Since Nephi writes that their ship was “driven back upon the waters for the space of three days” (1 Nephi 18:13), and that the storm lasted into the fourth day (1 Nephi 18:14), it would be impossible for their ship to have been in coastal waters along the trade routes when this storm arose. Had they been sailing the coastal waters of the trade routes as these theorists claim, their ship would have been dashed to pieces against the shore—not “driven back” as Nephi tells us.

(See the next post, “There Arose a Great Storm Part II,” for more information regarding the impossibility of Lehi’s course being along then coastal waters, and the real place of Nephi’s ship when the storm arose)


  1. I'm also a long time follower and first time poster. I found this post today extremely interesting. It is interesting to me that no one else seems to see what you see in the BOM record of the Lehi voyage. Funny thing, I have noticed that all those people who talk about a coastal voyage from Arabia to Indonesia, never mention the storm that Mormon took seven verses to cover. i would love to get them on a boat dependent upon wind and currents and see how they handle it. :)

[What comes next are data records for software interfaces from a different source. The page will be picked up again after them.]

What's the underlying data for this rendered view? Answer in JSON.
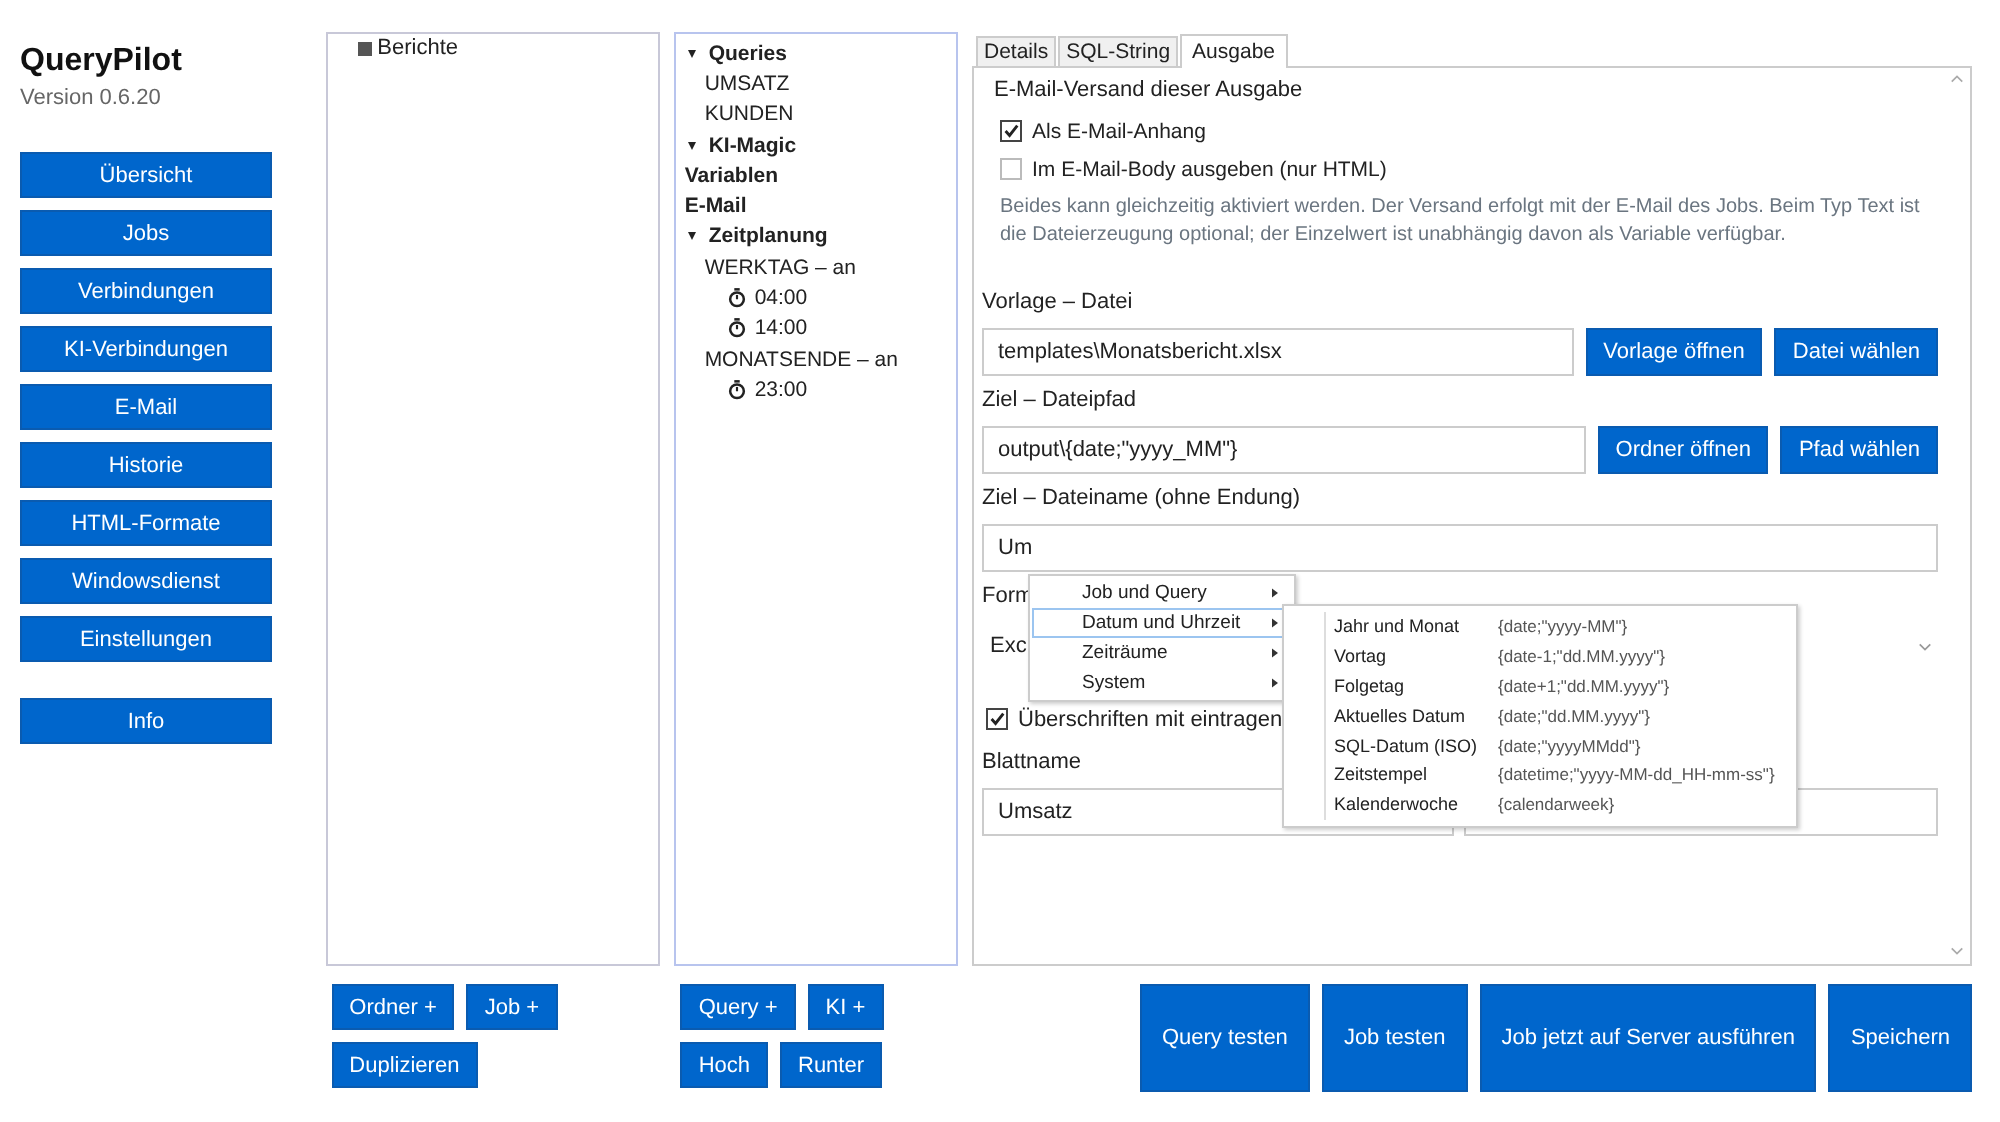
{
  "app": {
    "title": "QueryPilot",
    "version": "Version 0.6.20"
  },
  "nav": [
    {
      "label": "Übersicht"
    },
    {
      "label": "Jobs"
    },
    {
      "label": "Verbindungen"
    },
    {
      "label": "KI-Verbindungen"
    },
    {
      "label": "E-Mail"
    },
    {
      "label": "Historie"
    },
    {
      "label": "HTML-Formate"
    },
    {
      "label": "Windowsdienst"
    },
    {
      "label": "Einstellungen"
    }
  ],
  "info_button": "Info",
  "folder_tree": [
    {
      "label": "Berichte"
    }
  ],
  "job_tree": [
    {
      "label": "Queries",
      "kind": "group",
      "expanded": true,
      "children": [
        {
          "label": "UMSATZ",
          "kind": "item"
        },
        {
          "label": "KUNDEN",
          "kind": "item"
        }
      ]
    },
    {
      "label": "KI-Magic",
      "kind": "group",
      "expanded": true
    },
    {
      "label": "Variablen",
      "kind": "header"
    },
    {
      "label": "E-Mail",
      "kind": "header"
    },
    {
      "label": "Zeitplanung",
      "kind": "group",
      "expanded": true,
      "children": [
        {
          "label": "WERKTAG – an",
          "kind": "item",
          "children": [
            {
              "label": "04:00",
              "kind": "time"
            },
            {
              "label": "14:00",
              "kind": "time"
            }
          ]
        },
        {
          "label": "MONATSENDE – an",
          "kind": "item",
          "children": [
            {
              "label": "23:00",
              "kind": "time"
            }
          ]
        }
      ]
    }
  ],
  "folder_buttons": [
    [
      "Ordner +",
      "Job +"
    ],
    [
      "Duplizieren"
    ]
  ],
  "job_buttons": [
    [
      "Query +",
      "KI +"
    ],
    [
      "Hoch",
      "Runter"
    ]
  ],
  "tabs": [
    {
      "label": "Details",
      "selected": false
    },
    {
      "label": "SQL-String",
      "selected": false
    },
    {
      "label": "Ausgabe",
      "selected": true
    }
  ],
  "output": {
    "email_heading": "E-Mail-Versand dieser Ausgabe",
    "email_options": [
      {
        "label": "Als E-Mail-Anhang",
        "checked": true
      },
      {
        "label": "Im E-Mail-Body ausgeben (nur HTML)",
        "checked": false
      }
    ],
    "hint": "Beides kann gleichzeitig aktiviert werden. Der Versand erfolgt mit der E-Mail des Jobs. Beim Typ Text ist die Dateierzeugung optional; der Einzelwert ist unabhängig davon als Variable verfügbar.",
    "template_label": "Vorlage – Datei",
    "template_value": "templates\\Monatsbericht.xlsx",
    "template_buttons": [
      "Vorlage öffnen",
      "Datei wählen"
    ],
    "path_label": "Ziel – Dateipfad",
    "path_value": "output\\{date;\"yyyy_MM\"}",
    "path_buttons": [
      "Ordner öffnen",
      "Pfad wählen"
    ],
    "filename_label": "Ziel – Dateiname (ohne Endung)",
    "filename_value": "Um",
    "format_label": "Form",
    "format_value": "Exc",
    "headers_checkbox": {
      "label": "Überschriften mit eintragen",
      "checked": true
    },
    "sheet_label": "Blattname",
    "sheet_value": "Umsatz"
  },
  "context_menu": {
    "items": [
      {
        "label": "Job und Query",
        "selected": false
      },
      {
        "label": "Datum und Uhrzeit",
        "selected": true
      },
      {
        "label": "Zeiträume",
        "selected": false
      },
      {
        "label": "System",
        "selected": false
      }
    ],
    "submenu": [
      {
        "label": "Jahr und Monat",
        "value": "{date;\"yyyy-MM\"}"
      },
      {
        "label": "Vortag",
        "value": "{date-1;\"dd.MM.yyyy\"}"
      },
      {
        "label": "Folgetag",
        "value": "{date+1;\"dd.MM.yyyy\"}"
      },
      {
        "label": "Aktuelles Datum",
        "value": "{date;\"dd.MM.yyyy\"}"
      },
      {
        "label": "SQL-Datum (ISO)",
        "value": "{date;\"yyyyMMdd\"}"
      },
      {
        "label": "Zeitstempel",
        "value": "{datetime;\"yyyy-MM-dd_HH-mm-ss\"}"
      },
      {
        "label": "Kalenderwoche",
        "value": "{calendarweek}"
      }
    ]
  },
  "actions": [
    "Query testen",
    "Job testen",
    "Job jetzt auf Server ausführen",
    "Speichern"
  ]
}
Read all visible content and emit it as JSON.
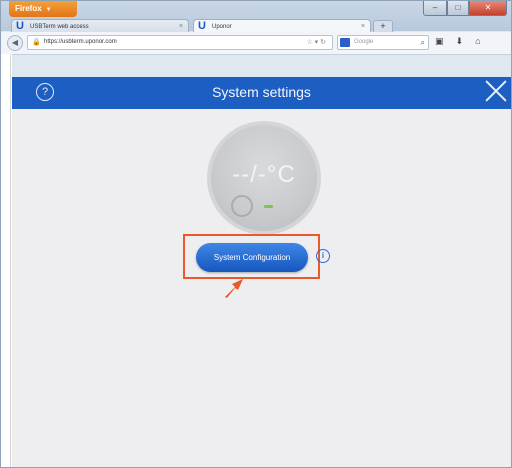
{
  "browser": {
    "menu_button_label": "Firefox",
    "tabs": [
      {
        "label": "USBTerm web access",
        "active": false
      },
      {
        "label": "Uponor",
        "active": true
      }
    ],
    "new_tab_label": "+",
    "url": "https://usbterm.uponor.com",
    "search_placeholder": "Google",
    "window_controls": {
      "minimize": "–",
      "maximize": "□",
      "close": "✕"
    }
  },
  "app": {
    "header_title": "System settings",
    "help_icon_label": "?",
    "temperature_display": "--/-°C",
    "config_button_label": "System Configuration",
    "info_icon_label": "i"
  },
  "colors": {
    "header_blue": "#1c5ec2",
    "button_blue": "#1f63cf",
    "highlight_orange": "#e8592b",
    "status_green": "#7ec35a"
  }
}
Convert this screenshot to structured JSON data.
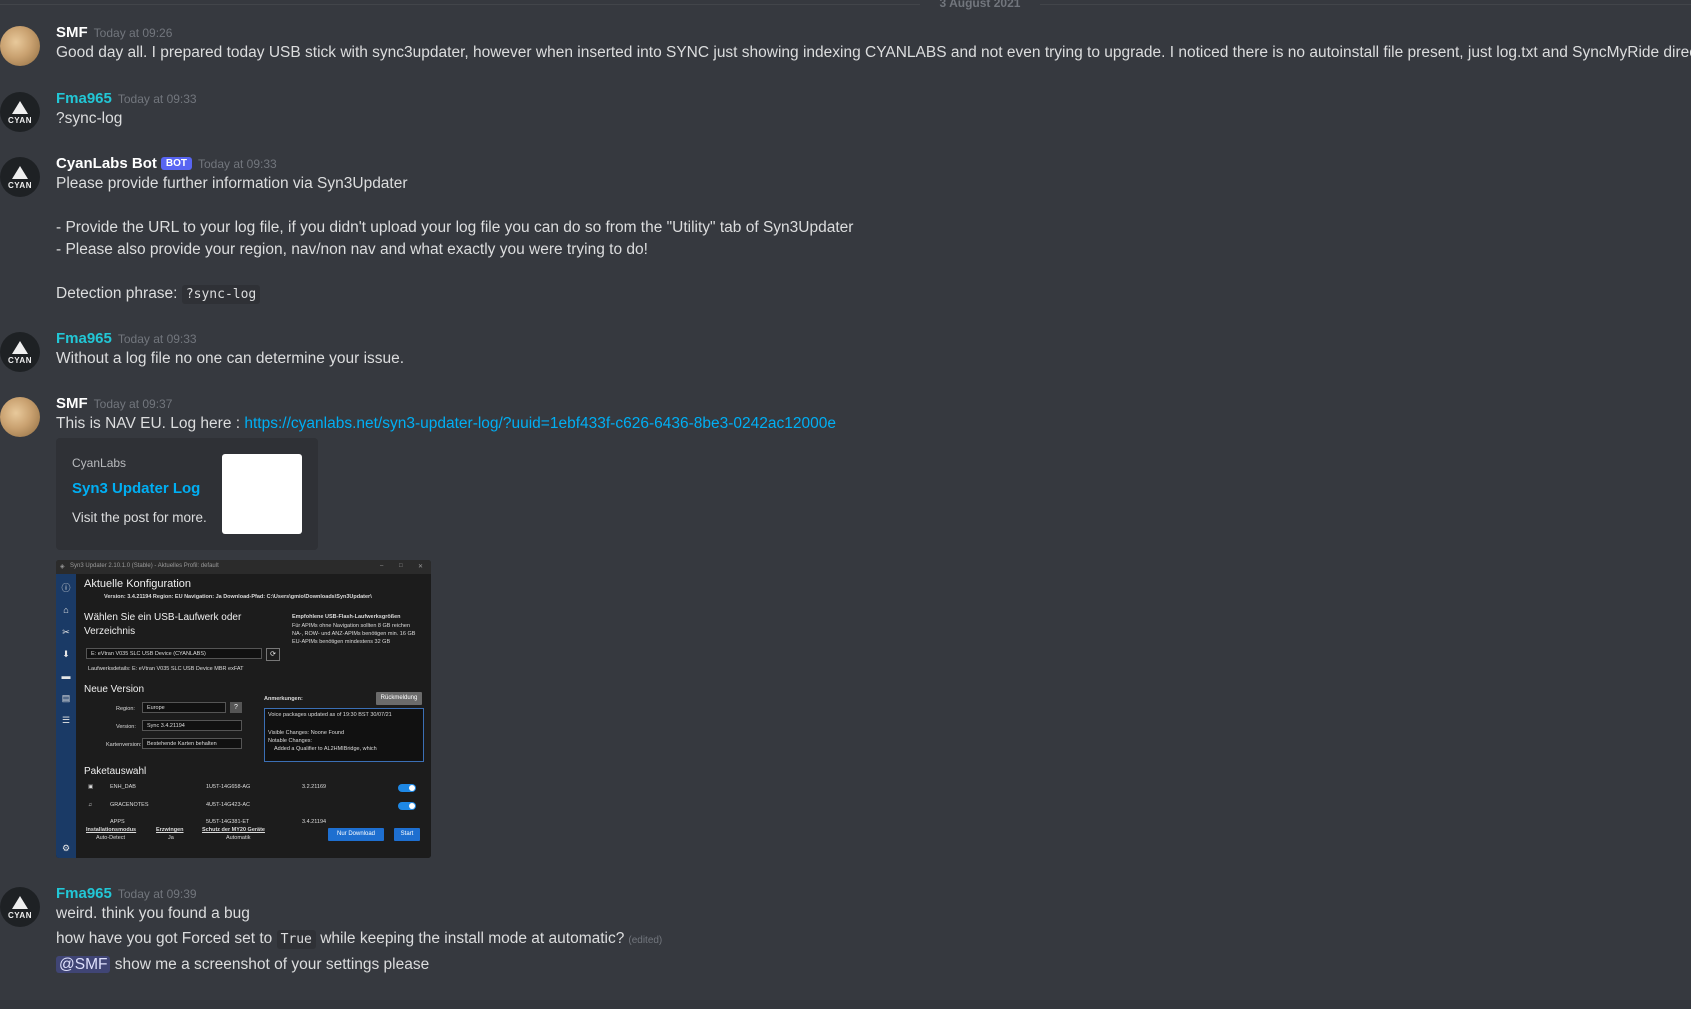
{
  "date_divider": "3 August 2021",
  "messages": [
    {
      "author": "SMF",
      "timestamp": "Today at 09:26",
      "lines": [
        "Good day all. I prepared today USB stick with sync3updater, however when inserted into SYNC just showing indexing CYANLABS and not even trying to upgrade. I noticed there is no autoinstall file present, just log.txt and SyncMyRide directory."
      ]
    },
    {
      "author": "Fma965",
      "timestamp": "Today at 09:33",
      "lines": [
        "?sync-log"
      ]
    },
    {
      "author": "CyanLabs Bot",
      "bot_tag": "BOT",
      "timestamp": "Today at 09:33",
      "lines": [
        "Please provide further information via Syn3Updater",
        "- Provide the URL to your log file, if you didn't upload your log file you can do so from the \"Utility\" tab of Syn3Updater",
        "- Please also provide your region, nav/non nav and what exactly you were trying to do!"
      ],
      "detection_label": "Detection phrase:",
      "detection_code": "?sync-log"
    },
    {
      "author": "Fma965",
      "timestamp": "Today at 09:33",
      "lines": [
        "Without a log file no one can determine your issue."
      ]
    },
    {
      "author": "SMF",
      "timestamp": "Today at 09:37",
      "text_prefix": "This is NAV EU. Log here : ",
      "link": "https://cyanlabs.net/syn3-updater-log/?uuid=1ebf433f-c626-6436-8be3-0242ac12000e",
      "embed": {
        "provider": "CyanLabs",
        "title": "Syn3 Updater Log",
        "description": "Visit the post for more."
      }
    },
    {
      "author": "Fma965",
      "timestamp": "Today at 09:39",
      "line1": "weird. think you found a bug",
      "line2_prefix": "how have you got Forced set to ",
      "line2_code": "True",
      "line2_suffix": " while keeping the install mode at automatic?",
      "edited": "(edited)",
      "mention": "@SMF",
      "line3_suffix": " show me a screenshot of your settings please"
    }
  ],
  "attachment": {
    "window_title": "Syn3 Updater 2.10.1.0 (Stable) - Aktuelles Profil: default",
    "current_config": "Aktuelle Konfiguration",
    "config_line": "Version:  3.4.21194    Region:  EU    Navigation:  Ja    Download-Pfad:  C:\\Users\\gmio\\Downloads\\Syn3Updater\\",
    "usb_heading": "Wählen Sie ein USB-Laufwerk oder",
    "usb_heading2": "Verzeichnis",
    "usb_recommend_title": "Empfohlene USB-Flash-Laufwerksgrößen",
    "usb_recommend_1": "Für APIMs ohne Navigation sollten 8 GB reichen",
    "usb_recommend_2": "NA-, ROW- und ANZ-APIMs benötigen min. 16 GB",
    "usb_recommend_3": "EU-APIMs benötigen mindestens 32 GB",
    "usb_drive": "E: eVtran V035 SLC USB Device (CYANLABS)",
    "drive_details": "Laufwerksdetails:  E: eVtran V035 SLC USB Device MBR exFAT",
    "new_version": "Neue Version",
    "region_label": "Region:",
    "region_value": "Europe",
    "version_label": "Version:",
    "version_value": "Sync 3.4.21194",
    "maps_label": "Kartenversion:",
    "maps_value": "Bestehende Karten behalten",
    "notes_label": "Anmerkungen:",
    "feedback_button": "Rückmeldung",
    "notes_1": "Voice packages updated as of 19:30 BST 30/07/21",
    "notes_2": "Visible Changes: Noone Found",
    "notes_3": "Notable Changes:",
    "notes_4": "Added a Qualifier to AL2HMIBridge, which",
    "packages_heading": "Paketauswahl",
    "packages": [
      {
        "name": "ENH_DAB",
        "part": "1U5T-14G658-AG",
        "version": "3.2.21169"
      },
      {
        "name": "GRACENOTES",
        "part": "4U5T-14G423-AC",
        "version": ""
      },
      {
        "name": "APPS",
        "part": "5U5T-14G381-ET",
        "version": "3.4.21194"
      }
    ],
    "install_mode_label": "Installationsmodus",
    "install_mode_value": "Auto-Detect",
    "force_label": "Erzwingen",
    "force_value": "Ja",
    "my20_label": "Schutz der MY20 Geräte",
    "my20_value": "Automatik",
    "download_only_button": "Nur Download",
    "start_button": "Start"
  }
}
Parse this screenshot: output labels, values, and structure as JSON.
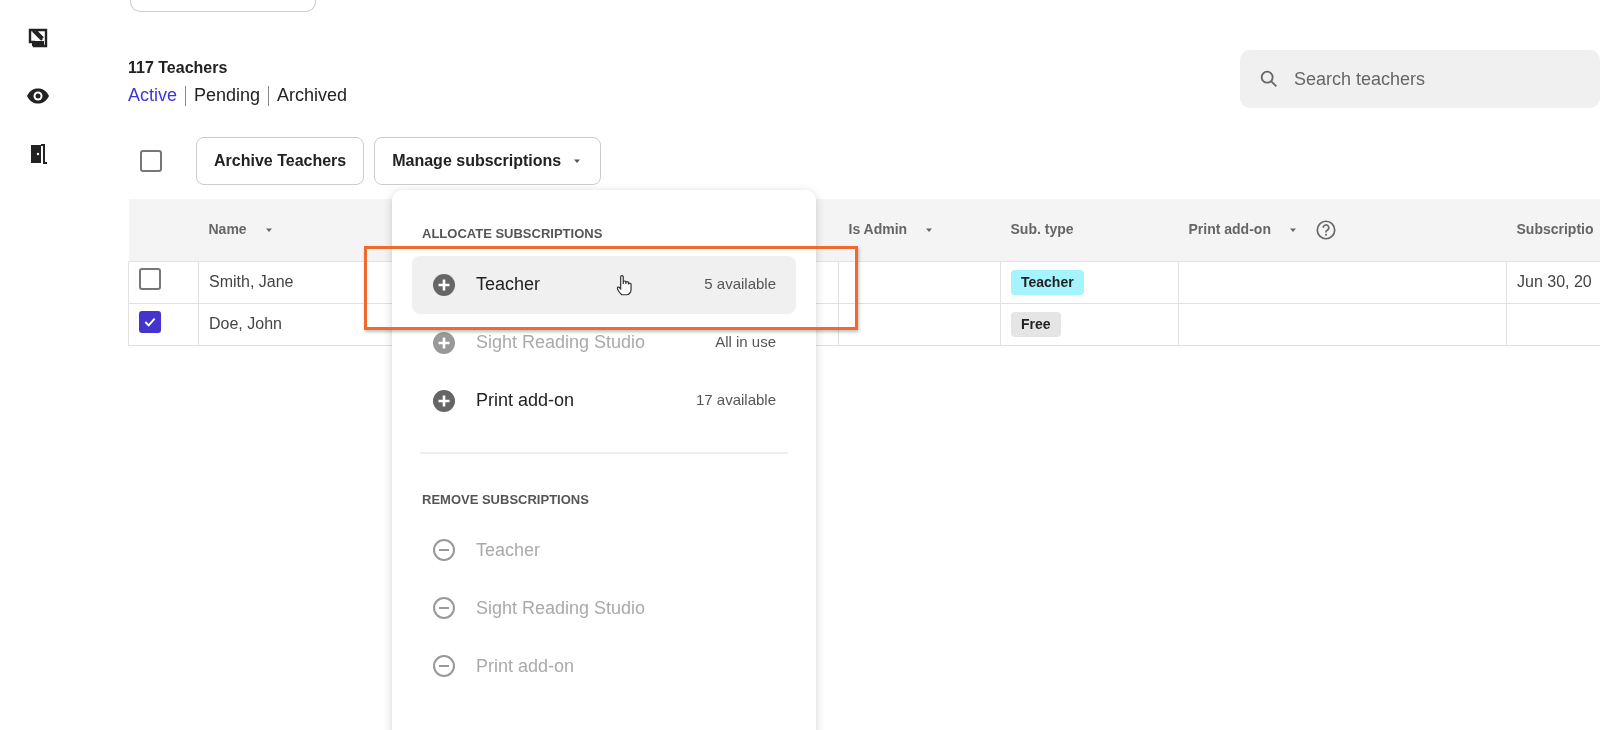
{
  "sidebar": {
    "items": [
      {
        "kind": "whiteboard"
      },
      {
        "kind": "eye"
      },
      {
        "kind": "door"
      }
    ]
  },
  "heading": "117 Teachers",
  "tabs": [
    {
      "label": "Active",
      "selected": true
    },
    {
      "label": "Pending",
      "selected": false
    },
    {
      "label": "Archived",
      "selected": false
    }
  ],
  "search": {
    "placeholder": "Search teachers"
  },
  "toolbar": {
    "select_all_checked": false,
    "buttons": [
      {
        "label": "Archive Teachers",
        "dropdown": false
      },
      {
        "label": "Manage subscriptions",
        "dropdown": true
      }
    ]
  },
  "table": {
    "columns": [
      {
        "label": "Name",
        "kind": "sortable"
      },
      {
        "label": "Is Admin",
        "kind": "sortable"
      },
      {
        "label": "Sub. type",
        "kind": "plain"
      },
      {
        "label": "Print add-on",
        "kind": "sortable_help"
      },
      {
        "label": "Subscriptio",
        "kind": "plain"
      }
    ],
    "rows": [
      {
        "checked": false,
        "name": "Smith, Jane",
        "sub_type": {
          "label": "Teacher",
          "color": "#a5f3fc"
        },
        "subscription": "Jun 30, 20"
      },
      {
        "checked": true,
        "name": "Doe, John",
        "sub_type": {
          "label": "Free",
          "color": "#e5e5e5"
        }
      }
    ]
  },
  "menu": {
    "sections": [
      {
        "title": "ALLOCATE SUBSCRIPTIONS",
        "kind": "add",
        "items": [
          {
            "label": "Teacher",
            "note": "5 available",
            "disabled": false,
            "highlighted": true
          },
          {
            "label": "Sight Reading Studio",
            "note": "All in use",
            "disabled": true,
            "highlighted": false
          },
          {
            "label": "Print add-on",
            "note": "17 available",
            "disabled": false,
            "highlighted": false
          }
        ]
      },
      {
        "title": "REMOVE SUBSCRIPTIONS",
        "kind": "remove",
        "items": [
          {
            "label": "Teacher",
            "disabled": true,
            "highlighted": false
          },
          {
            "label": "Sight Reading Studio",
            "disabled": true,
            "highlighted": false
          },
          {
            "label": "Print add-on",
            "disabled": true,
            "highlighted": false
          }
        ]
      }
    ]
  }
}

  2. To further your point. The type of cyclone you mention would have driven Nephi’s ship back toward land at about 12 to 15 knots (13 to 17 miles per hour). Three-and-a-half days (48 hours) would see Nephi’s ship covering 624 to 816 miles, which means the ship would have to have been at least about 1000 miles off shore at the time of entering the storm area. Under normal travel of about 3 to 4 miles an hour, that means they would have been at least 10 to 13 days out from shore on their voyage. On the other hand, since we do not know how “many days” they sailed before encountering the storm, these figures could be doubled, that is about 2000 miles off shore and about 20 to 26 days. To me, the point is that they had to be out in the ocean quite some distance before encountering the storm area.

  3. Tomorrow’s post shows some figures close to your second set. Also to be considered, is that the Lehi Colony were not experience seamen—they would have been awed by the ocean, the lack of seeing land, and also involved in the need to learn how to sail a ship. Sails had to be tended, lines maintained taut, foods arranged and meals assigned. Cleanup, bailing, washing and mending would need to be learned. Those on board would need to maintain schedules, sleeping arrangements determined, children looked after and all being taught the duties of each day and night. This would have taken some time to put into effect and be learned. Finally, after all this, those on board would have settled into a normal daily routine on board. In addition, after “many days” the brothers and sons of Ishmael and their families, no doubt fearful for their lives initially sailing out to sea, would have come to realize that Nephi’s ship was both safe and seaworthy. Once this was determined and all felt safe in their new environment, they began to make merry with singing and dancing, and rude behavior. This attitude would not have occurred in just a few days—it would have taken some time for them to get to this point.